The possibilities derived from this are almost innumerable. Jennifer Doudna, a professor at the University of California at Berkeley and one of the researchers who developed the technique, has expressed this saying that we now have “a way to rewrite the very molecules of life the way we want.” With CRISPR, biologists have already created, among many other living things, ants that cannot smell, sighthounds with superhero muscles, pigs resistant to swine fever, macaques that suffer from sleep disturbances, coffee beans without caffeine, salmon that do not They lay eggs, mice that don’t accumulate fat, and bacteria whose genes are encoded in Eadweard Muybridge’s famous series of photographs of a galloping racehorse.
A few years ago, a Chinese scientist, He Jiankui, announced that he had produced the first CRISPR-edited humans, a pair of twins. According to He, he had altered the girls’ genes to make them resistant to HIV, although it is not entirely clear that he did. Shortly after announcing his achievement, He was placed under house arrest in Shenzhen.

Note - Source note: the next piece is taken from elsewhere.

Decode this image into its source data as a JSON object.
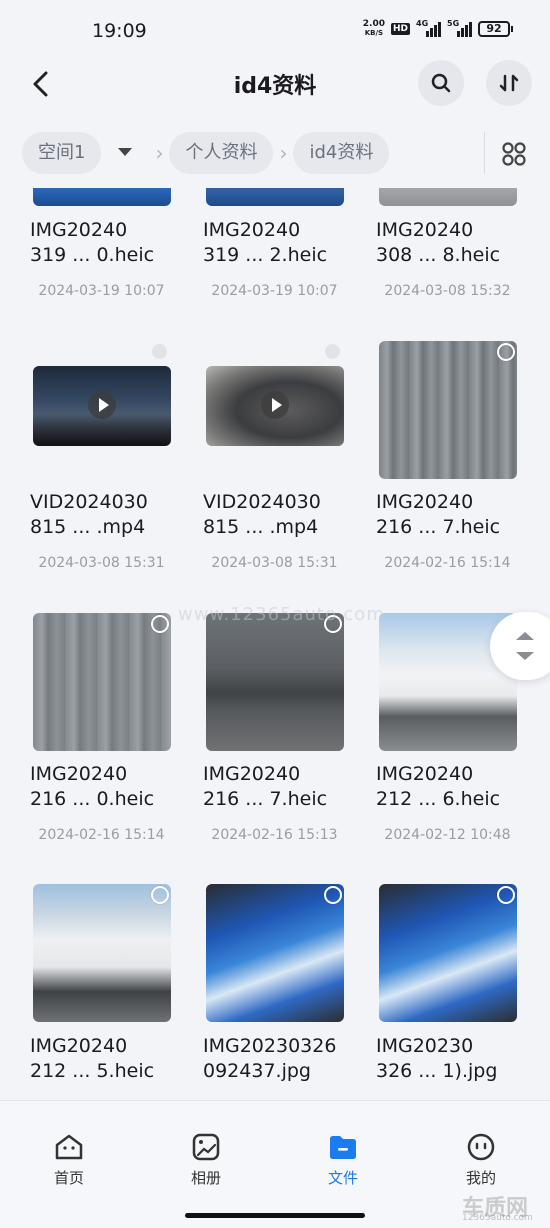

I have almost no experience in genetics and have not been doing lab work since high school. Despite this, by following the instructions that came with the box of The Odin, I was able to create a new organism in just one weekend. I first grew a colony of E. coli in one of the Petri dishes. Then I sprinkled it with the various proteins and engineered DNA bits that I had kept in the freezer. The process changed a “letter” in the bacterium’s genome, replacing an A (adenine) with a C (cytosine). Thanks to this amendment, my new and improved E. coli You can safely stick your nose in streptomycin, a powerful antibiotic. Create in my own kitchen, with genetic engineering techniques, a strain of E. coli Drug resistant has been terrifying, but it has also given me a distinct sense of accomplishment. So much, in fact, that I’ve decided to move on to the second project in the kit: inserting a jellyfish gene into yeast to make it glow.
Elizabeth Kolbert’s new book ‘Under a White Sky’ (Review) is published on June 16